Place the bread mixture into a buttered casserole dish, and bake uncovered for 30 minutes.

Brussels Sprouts

3 strips bacon

12 ounces Brussels sprouts, stock-end cut off

1 tablespoon Balsamic vinegar

Dice bacon into 1/2-inch pieces, and cook over medium heat until crispy. Remove.

Add Brussels sprouts, cut side down, to bacon drippings. Cook over medium heat until nice and brown. Turn over and finish cooking until nicely browned and a knife goes easily through them.

Deglaze with Balsamic vinegar. Add bacon. Cook 10 more seconds, toss and serve.

Thanksgiving sides

A recipe for Whole-Berry Cranberry Sauce is featured in the new edition of “Joy of Cooking.”

Something to relish

What’s a holiday meal without cranberry sauce?

This one from the recently updated and re-released “Joy of Cooking” is a classic.

Whole-Berry Cranberry Sauce

Makes 6 to 8 servings.

Bring to a boil in a medium saucepan, stirring until the sugar is dissolved, 2 cups sugar and 2 cups water.

Boil the syrup for 5 minutes, then add 4 cups cranberries (1 pound), picked over.

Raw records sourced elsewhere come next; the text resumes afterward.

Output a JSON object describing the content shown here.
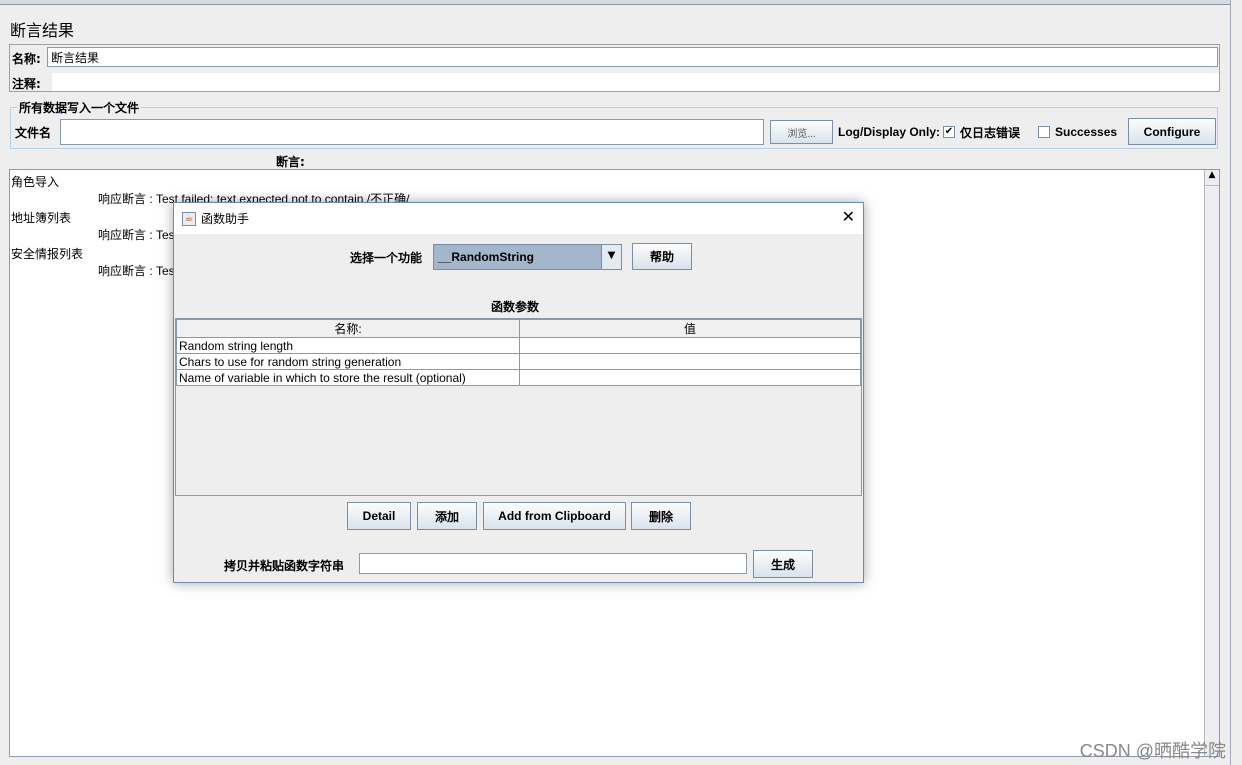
{
  "page": {
    "title": "断言结果",
    "name_label": "名称:",
    "name_value": "断言结果",
    "comment_label": "注释:"
  },
  "file_group": {
    "legend": "所有数据写入一个文件",
    "filename_label": "文件名",
    "filename_value": "",
    "browse": "浏览...",
    "log_display": "Log/Display Only:",
    "errors_only": "仅日志错误",
    "errors_checked": true,
    "successes": "Successes",
    "successes_checked": false,
    "configure": "Configure"
  },
  "assertions_label": "断言:",
  "results": [
    {
      "sampler": "角色导入",
      "assertion": "响应断言 : Test failed: text expected not to contain /不正确/"
    },
    {
      "sampler": "地址簿列表",
      "assertion": "响应断言 : Tes"
    },
    {
      "sampler": "安全情报列表",
      "assertion": "响应断言 : Tes"
    }
  ],
  "dialog": {
    "title": "函数助手",
    "select_label": "选择一个功能",
    "selected_function": "__RandomString",
    "help": "帮助",
    "params_title": "函数参数",
    "columns": [
      "名称:",
      "值"
    ],
    "rows": [
      [
        "Random string length",
        ""
      ],
      [
        "Chars to use for random string generation",
        ""
      ],
      [
        "Name of variable in which to store the result (optional)",
        ""
      ]
    ],
    "buttons": {
      "detail": "Detail",
      "add": "添加",
      "clipboard": "Add from Clipboard",
      "delete": "删除"
    },
    "copy_label": "拷贝并粘贴函数字符串",
    "copy_value": "",
    "generate": "生成"
  },
  "watermark": "CSDN @晒酷学院"
}
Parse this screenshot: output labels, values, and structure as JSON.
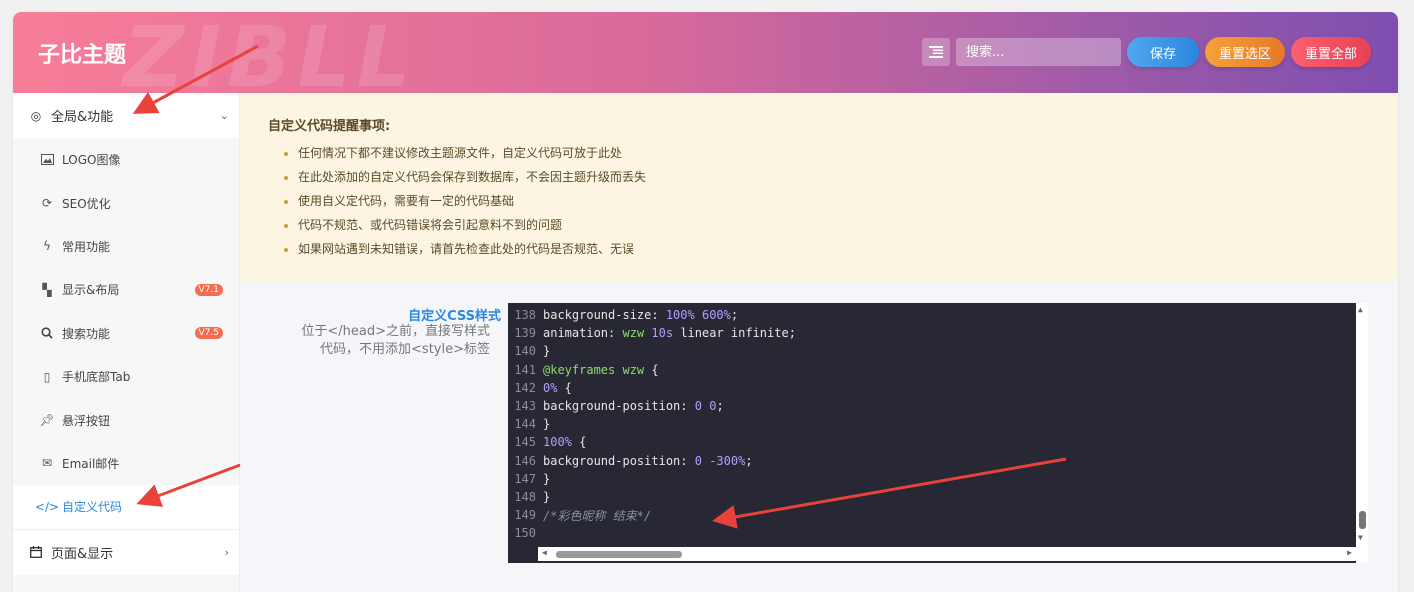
{
  "header": {
    "brand": "子比主题",
    "watermark": "ZIBLL",
    "search_placeholder": "搜索...",
    "save_label": "保存",
    "reset_section_label": "重置选区",
    "reset_all_label": "重置全部"
  },
  "sidebar": {
    "group_global": "全局&功能",
    "items": [
      {
        "label": "LOGO图像",
        "icon": "image-icon"
      },
      {
        "label": "SEO优化",
        "icon": "refresh-icon"
      },
      {
        "label": "常用功能",
        "icon": "bolt-icon"
      },
      {
        "label": "显示&布局",
        "icon": "layout-icon",
        "badge": "V7.1"
      },
      {
        "label": "搜索功能",
        "icon": "search-icon",
        "badge": "V7.5"
      },
      {
        "label": "手机底部Tab",
        "icon": "mobile-icon"
      },
      {
        "label": "悬浮按钮",
        "icon": "pin-icon"
      },
      {
        "label": "Email邮件",
        "icon": "mail-icon"
      },
      {
        "label": "自定义代码",
        "icon": "code-icon"
      }
    ],
    "group_page": "页面&显示"
  },
  "notice": {
    "title": "自定义代码提醒事项:",
    "items": [
      "任何情况下都不建议修改主题源文件，自定义代码可放于此处",
      "在此处添加的自定义代码会保存到数据库，不会因主题升级而丢失",
      "使用自义定代码，需要有一定的代码基础",
      "代码不规范、或代码错误将会引起意料不到的问题",
      "如果网站遇到未知错误，请首先检查此处的代码是否规范、无误"
    ]
  },
  "field": {
    "title": "自定义CSS样式",
    "desc": "位于</head>之前，直接写样式代码，不用添加<style>标签"
  },
  "editor": {
    "lines": [
      {
        "n": "138",
        "code": "background-size: 100% 600%;"
      },
      {
        "n": "139",
        "code": "animation: wzw 10s linear infinite;"
      },
      {
        "n": "140",
        "code": "}"
      },
      {
        "n": "141",
        "code": "@keyframes wzw {"
      },
      {
        "n": "142",
        "code": "0% {"
      },
      {
        "n": "143",
        "code": "background-position: 0 0;"
      },
      {
        "n": "144",
        "code": "}"
      },
      {
        "n": "145",
        "code": "100% {"
      },
      {
        "n": "146",
        "code": "background-position: 0 -300%;"
      },
      {
        "n": "147",
        "code": "}"
      },
      {
        "n": "148",
        "code": "}"
      },
      {
        "n": "149",
        "code": "/*彩色昵称 结束*/"
      },
      {
        "n": "150",
        "code": ""
      }
    ]
  },
  "colors": {
    "accent": "#2b88e0",
    "annotation_arrow": "#e8423b"
  }
}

Simmer the berries in the syrup very gently, uncovered, without stirring, until the berries are translucent, about 5 minutes. Skim off any foam.

If desired, add the finely grated zest of 1 orange.

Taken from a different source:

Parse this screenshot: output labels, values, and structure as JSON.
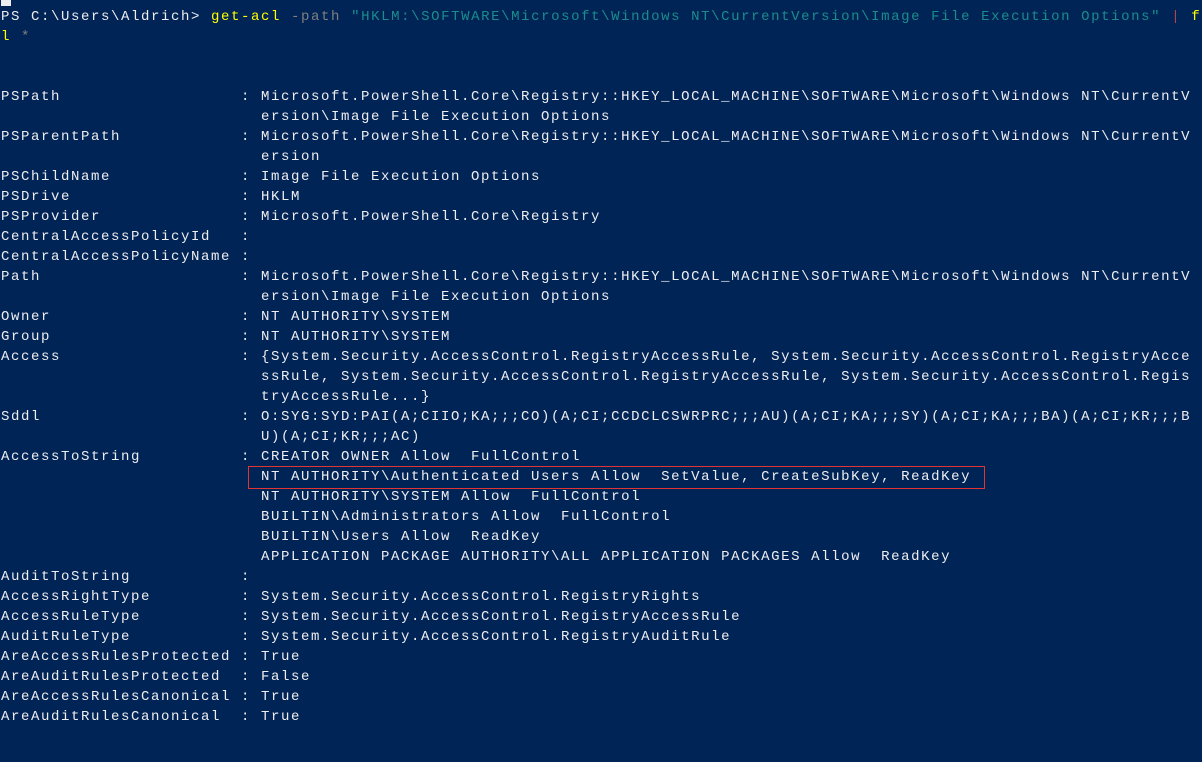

Pour the berries into a serving dish. Chill until firm.

Thanksgiving sides

Pull Apart Rolls are featured in “The Friendsgiving Handbook” by Emily Stephenson.

A side of rolls

“The Friendsgiving Handbook” by Emily Stephenson.

Who can resist a cookbook with a title like that? Not me, that’s for sure.

Together with delightful drawings, this is a handy guide for holiday meals.

These buttery rolls are great for accompanying your Thanksgiving meal, or getting a little ahead of yourself and making mini turkey sandwiches on the day of.

Pull Apart Rolls

Makes 16 servings.

2 teaspoons active dry yeast

3/4 cup whole milk

7 tablespoons unsalted butter, divided

3 tablespoons sugar

1 teaspoon kosher salt

3 cups all-purpose flour, plus more as needed

Flaky sea salt

In a small bowl, whisk the yeast and 3 tablespoons water that’s a little warmer than body temperature (about 115 degrees). Let the mixture sit until it’s bubbly and the yeast has dissolved.

In a small saucepan, heat the milk, 5 tablespoons of the butter, the sugar and salt until the sugar has dissolved. If the mixture gets too hot, let it cool down to the same temperature as the water for the yeast.

Pour the mixture into a large bowl, and add the yeast mixture. Whisk with a fork to combine.

Add the flour, and stir until the dough forms a slightly sticky ball. If the mixture is very wet, add more flour, about 1 tablespoon at a time, and knead. Repeat until the dough just barely sticks to your hands. If the mixture is too dry, sprinkle with a few drops of water and knead until the dough is just tacky.

Lightly flour your work surface, and dump the dough out. Flour your hands and knead the dough until it is smooth and springy (if you press the dough, the indent will bounce back). Cover the dough with a towel and let it rise until it has doubled in size, 30 minutes to 1 hour, depending on how hot your kitchen is. (Alternatively, if you need your work surface for something else, you can put the dough in a lightly oiled bowl and cover with a towel.)

Heat an oven to 350 degrees. Grease a 9-inch square pan with butter.

Divide the dough into 16 pieces: you can either eyeball it or weigh out roughly 1 1/2-ounce balls. Evenly space the dough balls in the buttered dish. Cover the pan with a towel and let the dough rise again for 30 minutes.

In a small saucepan, melt the remaining 2 tablespoons butter. Brush the risen dough with half of the melted butter.

Bake the rolls until they have puffed up and are golden brown, 25 to 30 minutes. Brush the tops with the remaining butter, sprinkle with the flaky salt, and serve warm.